This question is posed because I would like to understand what stops an Oil Exploration Corporation from setting up a rig in the ocean and collecting oil (assume it is technically possible).
The UN Convention on the Law of the Sea defines something called the "Exclusive Economic Zone" (EEZ) which is the 200 miles off the coast of any country in which they are allowed to exploit and use marine resources. The state owns this, and grants drilling rights to companies who wish to use this area in the same way the government would grant drilling rights on land.
This is not always so cut and dry though, as oftentimes the EEZ of several countries overlap. The South China Sea is particularly contentious.
Technically speaking you could set up a rig in international waters without any sort of government approval, but you also would not have any government support.

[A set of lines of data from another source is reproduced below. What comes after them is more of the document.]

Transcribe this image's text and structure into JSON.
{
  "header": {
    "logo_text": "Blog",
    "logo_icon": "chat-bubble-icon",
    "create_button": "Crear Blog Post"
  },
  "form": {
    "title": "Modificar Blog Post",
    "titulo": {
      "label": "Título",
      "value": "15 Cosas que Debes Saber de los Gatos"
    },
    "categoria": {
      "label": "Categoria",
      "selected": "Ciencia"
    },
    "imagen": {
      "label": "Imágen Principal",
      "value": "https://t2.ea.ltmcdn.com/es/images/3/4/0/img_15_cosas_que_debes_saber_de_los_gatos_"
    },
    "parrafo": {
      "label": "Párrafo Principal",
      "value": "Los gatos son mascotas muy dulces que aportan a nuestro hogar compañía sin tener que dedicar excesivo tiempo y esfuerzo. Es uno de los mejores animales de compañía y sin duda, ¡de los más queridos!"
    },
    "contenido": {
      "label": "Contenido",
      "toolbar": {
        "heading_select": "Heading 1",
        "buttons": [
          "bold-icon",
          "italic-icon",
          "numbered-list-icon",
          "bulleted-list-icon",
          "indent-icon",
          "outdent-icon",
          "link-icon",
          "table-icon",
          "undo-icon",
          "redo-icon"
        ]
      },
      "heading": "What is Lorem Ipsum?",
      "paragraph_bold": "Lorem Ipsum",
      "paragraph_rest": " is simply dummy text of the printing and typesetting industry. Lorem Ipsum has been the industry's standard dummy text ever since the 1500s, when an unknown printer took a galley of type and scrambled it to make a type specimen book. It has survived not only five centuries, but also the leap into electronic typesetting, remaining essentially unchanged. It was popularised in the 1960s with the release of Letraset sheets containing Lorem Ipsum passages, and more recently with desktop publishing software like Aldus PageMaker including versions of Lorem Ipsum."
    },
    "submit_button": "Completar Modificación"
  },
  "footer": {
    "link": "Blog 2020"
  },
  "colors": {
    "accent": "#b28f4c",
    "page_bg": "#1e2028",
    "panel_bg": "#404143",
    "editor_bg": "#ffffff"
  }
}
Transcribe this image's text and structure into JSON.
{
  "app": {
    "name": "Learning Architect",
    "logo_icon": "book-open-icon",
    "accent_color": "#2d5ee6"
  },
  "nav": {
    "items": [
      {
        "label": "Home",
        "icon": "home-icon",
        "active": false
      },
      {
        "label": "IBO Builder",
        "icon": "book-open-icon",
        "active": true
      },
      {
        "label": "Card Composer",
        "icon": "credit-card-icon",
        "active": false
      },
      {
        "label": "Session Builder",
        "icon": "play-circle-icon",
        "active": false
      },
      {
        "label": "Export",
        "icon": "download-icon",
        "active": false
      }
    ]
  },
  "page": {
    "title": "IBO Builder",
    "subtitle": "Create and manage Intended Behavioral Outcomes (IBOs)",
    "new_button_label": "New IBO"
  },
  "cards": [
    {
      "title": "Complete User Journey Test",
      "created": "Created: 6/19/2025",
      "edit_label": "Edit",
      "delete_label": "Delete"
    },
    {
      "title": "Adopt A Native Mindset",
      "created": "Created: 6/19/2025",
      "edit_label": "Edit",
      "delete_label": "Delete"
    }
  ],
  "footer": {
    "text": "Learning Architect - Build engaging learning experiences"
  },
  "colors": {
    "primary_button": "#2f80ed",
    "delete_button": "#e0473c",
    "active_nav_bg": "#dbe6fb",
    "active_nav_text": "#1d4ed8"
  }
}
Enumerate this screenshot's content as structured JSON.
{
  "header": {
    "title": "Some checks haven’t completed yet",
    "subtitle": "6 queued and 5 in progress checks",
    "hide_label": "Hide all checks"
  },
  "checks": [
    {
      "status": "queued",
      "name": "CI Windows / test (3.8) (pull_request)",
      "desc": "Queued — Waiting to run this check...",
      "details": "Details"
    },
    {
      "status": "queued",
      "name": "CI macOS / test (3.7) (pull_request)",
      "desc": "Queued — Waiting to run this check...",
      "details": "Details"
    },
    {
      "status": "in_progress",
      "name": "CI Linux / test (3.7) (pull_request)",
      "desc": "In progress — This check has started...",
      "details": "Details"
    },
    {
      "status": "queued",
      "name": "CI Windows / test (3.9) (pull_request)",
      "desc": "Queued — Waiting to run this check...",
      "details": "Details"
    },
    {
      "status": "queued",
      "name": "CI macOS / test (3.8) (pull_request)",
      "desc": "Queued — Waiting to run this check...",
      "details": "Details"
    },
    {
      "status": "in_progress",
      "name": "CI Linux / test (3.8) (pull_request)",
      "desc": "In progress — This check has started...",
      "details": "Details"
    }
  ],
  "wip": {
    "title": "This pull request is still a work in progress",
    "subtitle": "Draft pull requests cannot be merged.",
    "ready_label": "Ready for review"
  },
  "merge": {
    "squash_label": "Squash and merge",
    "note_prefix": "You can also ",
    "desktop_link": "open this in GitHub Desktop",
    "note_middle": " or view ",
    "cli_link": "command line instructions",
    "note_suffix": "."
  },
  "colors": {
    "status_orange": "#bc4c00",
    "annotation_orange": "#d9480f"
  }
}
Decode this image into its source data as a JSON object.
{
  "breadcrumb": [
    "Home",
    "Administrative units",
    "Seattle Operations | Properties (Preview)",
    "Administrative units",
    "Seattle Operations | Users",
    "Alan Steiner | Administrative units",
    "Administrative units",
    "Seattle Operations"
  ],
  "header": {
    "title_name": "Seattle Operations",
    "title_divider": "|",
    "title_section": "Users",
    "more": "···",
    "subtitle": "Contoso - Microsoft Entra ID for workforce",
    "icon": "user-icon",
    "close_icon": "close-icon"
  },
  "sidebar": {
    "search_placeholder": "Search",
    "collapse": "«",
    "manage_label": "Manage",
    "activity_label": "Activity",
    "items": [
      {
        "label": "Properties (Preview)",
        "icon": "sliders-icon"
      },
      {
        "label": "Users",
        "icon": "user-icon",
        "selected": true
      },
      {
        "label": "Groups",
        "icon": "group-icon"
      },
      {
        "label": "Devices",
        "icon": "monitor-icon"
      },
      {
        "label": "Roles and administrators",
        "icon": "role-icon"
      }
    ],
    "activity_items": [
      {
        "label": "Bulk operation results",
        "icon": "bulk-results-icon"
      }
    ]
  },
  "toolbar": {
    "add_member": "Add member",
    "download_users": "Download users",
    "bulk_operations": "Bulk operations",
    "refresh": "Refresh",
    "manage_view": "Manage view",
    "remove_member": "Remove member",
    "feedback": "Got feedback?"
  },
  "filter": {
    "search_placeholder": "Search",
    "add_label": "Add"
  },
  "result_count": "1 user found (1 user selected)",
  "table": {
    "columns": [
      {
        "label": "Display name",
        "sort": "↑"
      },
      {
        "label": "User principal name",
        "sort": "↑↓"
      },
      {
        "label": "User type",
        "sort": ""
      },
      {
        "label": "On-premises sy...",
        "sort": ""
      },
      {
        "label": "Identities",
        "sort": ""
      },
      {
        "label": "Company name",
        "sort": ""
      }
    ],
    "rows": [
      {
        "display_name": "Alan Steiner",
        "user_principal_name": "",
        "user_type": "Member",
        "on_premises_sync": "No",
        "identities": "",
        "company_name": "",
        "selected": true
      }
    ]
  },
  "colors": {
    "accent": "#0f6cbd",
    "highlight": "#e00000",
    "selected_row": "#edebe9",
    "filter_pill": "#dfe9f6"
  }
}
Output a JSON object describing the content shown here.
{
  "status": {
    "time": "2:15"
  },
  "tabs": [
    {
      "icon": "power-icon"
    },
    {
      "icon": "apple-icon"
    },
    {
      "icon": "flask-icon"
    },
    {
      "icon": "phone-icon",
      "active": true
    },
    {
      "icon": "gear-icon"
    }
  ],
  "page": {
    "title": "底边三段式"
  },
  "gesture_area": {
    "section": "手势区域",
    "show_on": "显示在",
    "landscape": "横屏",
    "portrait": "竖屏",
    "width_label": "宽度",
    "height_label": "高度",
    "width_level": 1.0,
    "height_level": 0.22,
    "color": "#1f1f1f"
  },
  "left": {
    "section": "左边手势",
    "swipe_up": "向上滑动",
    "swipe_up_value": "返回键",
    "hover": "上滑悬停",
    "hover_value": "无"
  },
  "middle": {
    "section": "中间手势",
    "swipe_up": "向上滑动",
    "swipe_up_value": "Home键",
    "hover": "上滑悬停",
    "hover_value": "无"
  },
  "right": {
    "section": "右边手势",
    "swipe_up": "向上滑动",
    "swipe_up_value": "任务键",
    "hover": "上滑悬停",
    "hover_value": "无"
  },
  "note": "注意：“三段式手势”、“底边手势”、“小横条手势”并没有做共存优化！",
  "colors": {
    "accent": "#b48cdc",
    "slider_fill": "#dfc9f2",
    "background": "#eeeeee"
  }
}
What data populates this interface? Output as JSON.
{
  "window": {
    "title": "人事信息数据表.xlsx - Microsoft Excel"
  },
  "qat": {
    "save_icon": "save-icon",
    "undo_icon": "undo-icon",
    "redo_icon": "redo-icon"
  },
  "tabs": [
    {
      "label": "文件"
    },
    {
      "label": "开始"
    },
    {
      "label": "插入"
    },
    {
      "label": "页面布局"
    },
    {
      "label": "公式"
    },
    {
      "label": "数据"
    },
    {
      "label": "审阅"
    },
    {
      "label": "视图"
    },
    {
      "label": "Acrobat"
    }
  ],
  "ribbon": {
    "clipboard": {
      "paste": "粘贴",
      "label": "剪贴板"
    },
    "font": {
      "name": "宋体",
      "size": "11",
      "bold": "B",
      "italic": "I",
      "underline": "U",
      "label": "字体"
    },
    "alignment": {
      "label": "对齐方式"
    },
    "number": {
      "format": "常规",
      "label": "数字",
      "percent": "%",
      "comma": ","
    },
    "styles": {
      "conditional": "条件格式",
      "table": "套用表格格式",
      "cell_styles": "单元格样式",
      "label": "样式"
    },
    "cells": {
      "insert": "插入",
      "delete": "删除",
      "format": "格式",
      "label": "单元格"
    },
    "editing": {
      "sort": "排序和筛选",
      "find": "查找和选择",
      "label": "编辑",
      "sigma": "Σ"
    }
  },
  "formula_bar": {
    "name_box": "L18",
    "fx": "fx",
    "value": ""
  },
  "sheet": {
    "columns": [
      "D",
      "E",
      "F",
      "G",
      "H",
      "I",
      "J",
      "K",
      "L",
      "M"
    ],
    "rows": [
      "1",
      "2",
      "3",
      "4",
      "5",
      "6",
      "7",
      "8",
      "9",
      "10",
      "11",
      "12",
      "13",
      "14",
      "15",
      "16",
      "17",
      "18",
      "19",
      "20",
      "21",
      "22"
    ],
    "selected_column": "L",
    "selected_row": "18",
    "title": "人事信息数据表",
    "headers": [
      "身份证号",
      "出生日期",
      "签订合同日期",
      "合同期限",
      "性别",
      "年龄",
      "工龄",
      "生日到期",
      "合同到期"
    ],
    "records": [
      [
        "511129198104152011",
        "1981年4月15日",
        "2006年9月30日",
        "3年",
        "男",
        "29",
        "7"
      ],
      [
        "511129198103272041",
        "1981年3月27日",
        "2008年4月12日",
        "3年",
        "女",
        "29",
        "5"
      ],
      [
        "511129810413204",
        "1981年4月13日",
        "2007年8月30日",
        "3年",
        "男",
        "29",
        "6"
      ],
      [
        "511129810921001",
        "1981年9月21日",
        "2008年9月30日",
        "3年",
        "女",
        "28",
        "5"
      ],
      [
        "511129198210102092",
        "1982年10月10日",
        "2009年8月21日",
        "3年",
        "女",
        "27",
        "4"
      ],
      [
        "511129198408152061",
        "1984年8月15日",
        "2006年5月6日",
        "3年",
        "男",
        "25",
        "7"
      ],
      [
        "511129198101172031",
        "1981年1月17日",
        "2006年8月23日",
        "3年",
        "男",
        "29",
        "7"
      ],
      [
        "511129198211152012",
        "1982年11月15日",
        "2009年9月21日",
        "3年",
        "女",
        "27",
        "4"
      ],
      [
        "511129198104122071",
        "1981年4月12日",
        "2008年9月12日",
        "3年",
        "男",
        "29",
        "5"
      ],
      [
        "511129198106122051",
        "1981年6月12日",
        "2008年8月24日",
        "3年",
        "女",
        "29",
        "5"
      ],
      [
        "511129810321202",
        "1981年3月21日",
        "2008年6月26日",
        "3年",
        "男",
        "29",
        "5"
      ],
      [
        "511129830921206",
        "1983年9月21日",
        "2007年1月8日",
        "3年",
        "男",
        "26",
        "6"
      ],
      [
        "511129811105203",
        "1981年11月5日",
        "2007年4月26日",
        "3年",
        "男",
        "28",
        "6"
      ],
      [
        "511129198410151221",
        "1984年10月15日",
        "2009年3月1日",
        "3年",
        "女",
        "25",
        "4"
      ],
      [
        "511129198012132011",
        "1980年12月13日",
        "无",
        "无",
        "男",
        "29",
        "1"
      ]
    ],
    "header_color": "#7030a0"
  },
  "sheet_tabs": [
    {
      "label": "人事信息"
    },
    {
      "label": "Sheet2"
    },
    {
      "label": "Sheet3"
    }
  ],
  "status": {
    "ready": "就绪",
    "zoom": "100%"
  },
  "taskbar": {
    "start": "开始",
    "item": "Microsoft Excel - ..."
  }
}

Obtaining mineral rights from the government close to land seems to have thus far proven more economically efficient than setting up in the middle of the ocean and possibly fighting off pirates.